By Andre Grant
Here’s the thing: I come off as a laid back person but anxiety is always creeping slowly up my neck. A $26 dollar, one-way Uber from East LA to Inglewood left almost naked my already squalid bank account, and I walked up to The Forum, it looking like a milky, ambient light tinged marshmallow kneeling on the grounds. It was a reunion of sorts. We’d been covering rap for what seemed like forever now, all of us, smiling and slightly shivering in L.A.’s version of winter. Daps for the ones you know, preemptive side-eyes for folks you’ve never met and, wristband cutting into my skin, I slink down into the bowels of the marshmallow, a security guard staring out into the parking lot with a scowl. I imagine he’s thinking about his life and how he got here. But here we all are.
Predictably, the crowd is hype, mostly wavy California girls wearing velvety chokers, their makeup done with a dewy glow like the pics of the beautiful ones you see on Tumblr or Instagram. I can’t help but wonder why the choker has made a return. It once symbolized 90’s-era grunge, but also danger and ownership. Now it evokes a monstrous romance belied by fierce femininity. Manet’s prostitute in his famous “Olympia” donned a choker to announce herself as a woman of the night. Degas’ ballerinas wore them, too.

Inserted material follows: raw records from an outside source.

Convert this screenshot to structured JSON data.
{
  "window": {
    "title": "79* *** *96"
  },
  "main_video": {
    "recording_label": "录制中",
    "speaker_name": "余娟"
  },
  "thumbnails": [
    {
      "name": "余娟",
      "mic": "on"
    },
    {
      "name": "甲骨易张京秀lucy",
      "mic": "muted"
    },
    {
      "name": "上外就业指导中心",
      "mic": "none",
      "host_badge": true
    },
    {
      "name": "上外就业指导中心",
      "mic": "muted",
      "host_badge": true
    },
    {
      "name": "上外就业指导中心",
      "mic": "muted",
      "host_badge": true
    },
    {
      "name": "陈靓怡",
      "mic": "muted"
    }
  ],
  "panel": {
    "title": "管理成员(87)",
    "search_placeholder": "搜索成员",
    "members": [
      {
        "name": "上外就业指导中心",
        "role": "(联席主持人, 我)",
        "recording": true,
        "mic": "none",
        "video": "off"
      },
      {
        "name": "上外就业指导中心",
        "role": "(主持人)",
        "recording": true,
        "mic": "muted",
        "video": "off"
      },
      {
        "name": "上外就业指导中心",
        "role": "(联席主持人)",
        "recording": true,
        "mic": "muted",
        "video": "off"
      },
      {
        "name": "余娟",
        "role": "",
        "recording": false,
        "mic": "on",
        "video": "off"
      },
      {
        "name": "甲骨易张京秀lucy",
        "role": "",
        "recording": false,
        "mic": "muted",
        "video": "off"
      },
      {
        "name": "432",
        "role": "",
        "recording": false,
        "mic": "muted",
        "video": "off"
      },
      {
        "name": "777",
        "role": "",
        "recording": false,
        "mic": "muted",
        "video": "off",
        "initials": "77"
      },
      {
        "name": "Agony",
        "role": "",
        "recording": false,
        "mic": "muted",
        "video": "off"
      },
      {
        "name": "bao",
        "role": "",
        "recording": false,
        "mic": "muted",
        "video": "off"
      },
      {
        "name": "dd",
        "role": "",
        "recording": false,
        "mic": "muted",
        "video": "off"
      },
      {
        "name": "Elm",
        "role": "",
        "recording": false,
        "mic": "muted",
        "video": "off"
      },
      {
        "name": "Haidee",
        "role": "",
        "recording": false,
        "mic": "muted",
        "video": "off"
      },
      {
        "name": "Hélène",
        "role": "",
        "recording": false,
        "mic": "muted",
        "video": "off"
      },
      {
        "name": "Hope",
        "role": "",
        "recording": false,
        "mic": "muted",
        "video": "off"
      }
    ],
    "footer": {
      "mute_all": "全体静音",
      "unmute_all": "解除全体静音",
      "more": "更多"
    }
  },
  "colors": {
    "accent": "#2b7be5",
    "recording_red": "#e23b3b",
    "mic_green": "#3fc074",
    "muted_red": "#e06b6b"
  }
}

Of course, my ancestors wore elaborate neck arrangements for other reasons: So that enemies would have a harder time slitting their throats.

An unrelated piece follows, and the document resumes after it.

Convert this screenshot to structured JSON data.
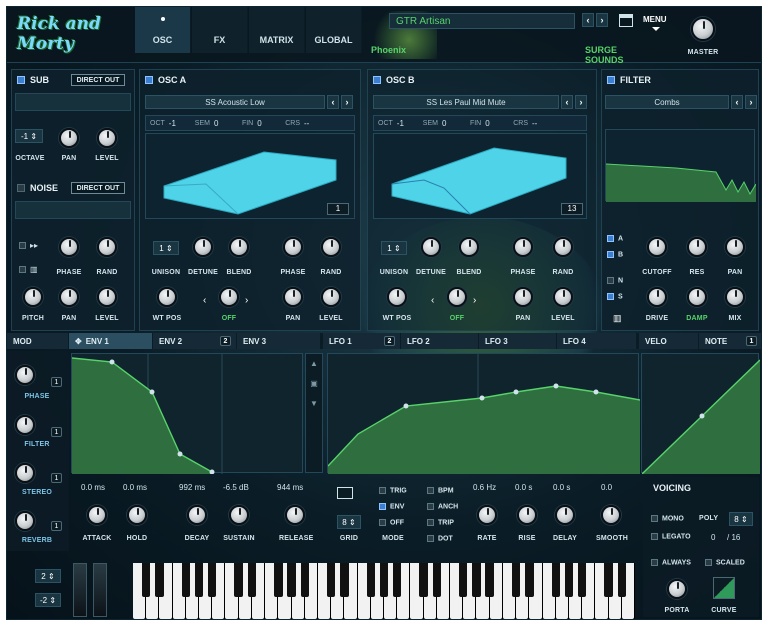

Each performer at this year’s mega show is a social media case study. MadeinTYO’s “Uber Everywhere” peaked at 51 on the Billboard top 100, his Twitter followers hover at around 130,000, but the video for “Uber Everywhere” is at 47,000,000 views on YouTube and counting. People care about him in a major way. I’ve heard the song what seems like millions of times but I can’t rap a single word. And maybe that’s why he had the track playing in the background during his set, which was a distraction.
His stage presence is palpable, even as other stars would bring out more stars later on. I say "other" and not "bigger" because I’m not sure what the threshold for being a big star is in 2016. Lil Yachty is huge, but not more ubiquitous than MadeinTYO. Ice Cube is a legend, but ask any fourteen year old if they’ve listened to Death Certificate recently and, unless they’re massively cool, the answer is no. Instead, they might say they just finished listening to Amine’s “Caroline,” who also jumped out on stage. He played his 47,000,000-view video behind him. One or two more might do some good.
The crowd hums as D.R.A.M and Yachty play “Broccoli,” their number 5 Billboard 100 hit and the unofficial song of the year. It’s been everywhere, bolstered by a late push on streaming platforms like Spotify and Pandora. Lil Yachty feels almost chosen. Handpicked by darling press outlets because of his unique understanding of youth and internet culture. His voice crackles and pops like a children’s show character. His red hair beads bob silently. D.R.A.M’s smile is infectious, and combined with Yachty’s constant state of whimsy, the song bubbles off the walls at The Forum, foaming up into a good-ass-mood.
Arguably, the set of the night came from Anderson .Paak. He furiously played drums, his long multi-colored patchwork jacket swooped with him on tracks off his critical hit record Malibu. His 90s era circle shades—the default look of the artsiest of the artsy—sat perched on his button nose as he swung through his catalog. Unfortunately, the “Cali Christmas” audience wasn’t his. Even after he brought out his ski-masked son to pop-and-lock for a second there at the end.
2 Chainz ran through a medley of his guest verses, leading me to realize Chainz has managed to line with diamonds a career predicated by funny, outlandish guest offerings. The man is a blessing. “Birthday Song” lifts the arena to its feet. Those same wavy Tumblr girls, now with about 32 to 64 ounces of liquor in them twerk relentlessly. Then, at the end, they drunkenly mouthed, “You win first place.” The rapper who could play point guard for the Hawks brought out O.T. Genasis for a turn at another one of his operatic-trap numbers. “Cut It” is so weird to see live, as though Genasis would have one side of his face obscured by a mask instead of wearing jeans and timbs.
Ice Cube anchored the show. He was the one IRL-only megastar on the ticket and I’m grateful he wasn’t stolen from us this year the way Prince and Bowie were. He’s joined on stage by WC for “Bow Down,” and seeing him C-walk across the stage reminds me that he’s been relevant since at least the late 80s. His pitch is perfect. He snarls into his verses the way moto-racers lean into turns. Breath control—the thing artists tend to ignore—made his performance seem taut and seamless. His list of hits are too many to name. “A Good Day” lit my section of the arena on fire. And his flawless performance brought to a close a show that I hope caps all the weirdness of 2016.
On stage, back-to-back, we saw internet stars, independent artists who tour like crazy, .Paak’s dash of 70s soul, a rap legend, and the most improbable comeback story in rap history in 2 Chainz. Not bad.